## Exercise prompt
When you copy the entries, match them exactly and omit the pictures.

(Interface dataset entries)
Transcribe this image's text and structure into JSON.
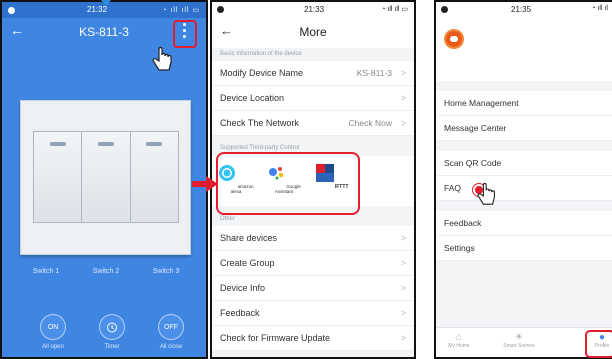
{
  "phone1": {
    "time": "21:32",
    "title": "KS-811-3",
    "switches": [
      "Switch 1",
      "Switch 2",
      "Switch 3"
    ],
    "controls": [
      {
        "icon": "ON",
        "label": "All open"
      },
      {
        "icon": "clock-icon",
        "label": "Timer"
      },
      {
        "icon": "OFF",
        "label": "All close"
      }
    ]
  },
  "phone2": {
    "time": "21:33",
    "title": "More",
    "section_basic": "Basic information of the device",
    "rows_basic": [
      {
        "label": "Modify Device Name",
        "value": "KS-811-3"
      },
      {
        "label": "Device Location",
        "value": ""
      },
      {
        "label": "Check The Network",
        "value": "Check Now"
      }
    ],
    "section_third": "Supported Third-party Control",
    "third_party": [
      {
        "name": "amazon alexa",
        "color": "#31c4f3"
      },
      {
        "name": "Google Assistant",
        "color": "#4285f4"
      },
      {
        "name": "IFTTT",
        "color": "#1c4a8c"
      }
    ],
    "section_other": "Other",
    "rows_other": [
      {
        "label": "Share devices"
      },
      {
        "label": "Create Group"
      },
      {
        "label": "Device Info"
      },
      {
        "label": "Feedback"
      },
      {
        "label": "Check for Firmware Update"
      }
    ]
  },
  "phone3": {
    "time": "21:35",
    "menu_a": [
      "Home Management",
      "Message Center"
    ],
    "menu_b": [
      "Scan QR Code",
      "FAQ"
    ],
    "menu_c": [
      "Feedback",
      "Settings"
    ],
    "tabs": [
      {
        "label": "My Home",
        "icon": "home-icon"
      },
      {
        "label": "Smart Scenes",
        "icon": "sun-icon"
      },
      {
        "label": "Profile",
        "icon": "person-icon"
      }
    ]
  },
  "colors": {
    "accent": "#3f86e3",
    "highlight": "#e01e2d"
  }
}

## Solution for this task
Transcribe this image's text and structure into JSON.
{
  "phone1": {
    "time": "21:32",
    "title": "KS-811-3",
    "switches": [
      "Switch 1",
      "Switch 2",
      "Switch 3"
    ],
    "controls": [
      {
        "icon": "ON",
        "label": "All open"
      },
      {
        "icon": "clock-icon",
        "label": "Timer"
      },
      {
        "icon": "OFF",
        "label": "All close"
      }
    ]
  },
  "phone2": {
    "time": "21:33",
    "title": "More",
    "section_basic": "Basic information of the device",
    "rows_basic": [
      {
        "label": "Modify Device Name",
        "value": "KS-811-3"
      },
      {
        "label": "Device Location",
        "value": ""
      },
      {
        "label": "Check The Network",
        "value": "Check Now"
      }
    ],
    "section_third": "Supported Third-party Control",
    "third_party": [
      {
        "name": "amazon alexa",
        "color": "#31c4f3"
      },
      {
        "name": "Google Assistant",
        "color": "#4285f4"
      },
      {
        "name": "IFTTT",
        "color": "#1c4a8c"
      }
    ],
    "section_other": "Other",
    "rows_other": [
      {
        "label": "Share devices"
      },
      {
        "label": "Create Group"
      },
      {
        "label": "Device Info"
      },
      {
        "label": "Feedback"
      },
      {
        "label": "Check for Firmware Update"
      }
    ]
  },
  "phone3": {
    "time": "21:35",
    "menu_a": [
      "Home Management",
      "Message Center"
    ],
    "menu_b": [
      "Scan QR Code",
      "FAQ"
    ],
    "menu_c": [
      "Feedback",
      "Settings"
    ],
    "tabs": [
      {
        "label": "My Home",
        "icon": "home-icon"
      },
      {
        "label": "Smart Scenes",
        "icon": "sun-icon"
      },
      {
        "label": "Profile",
        "icon": "person-icon"
      }
    ]
  },
  "colors": {
    "accent": "#3f86e3",
    "highlight": "#e01e2d"
  }
}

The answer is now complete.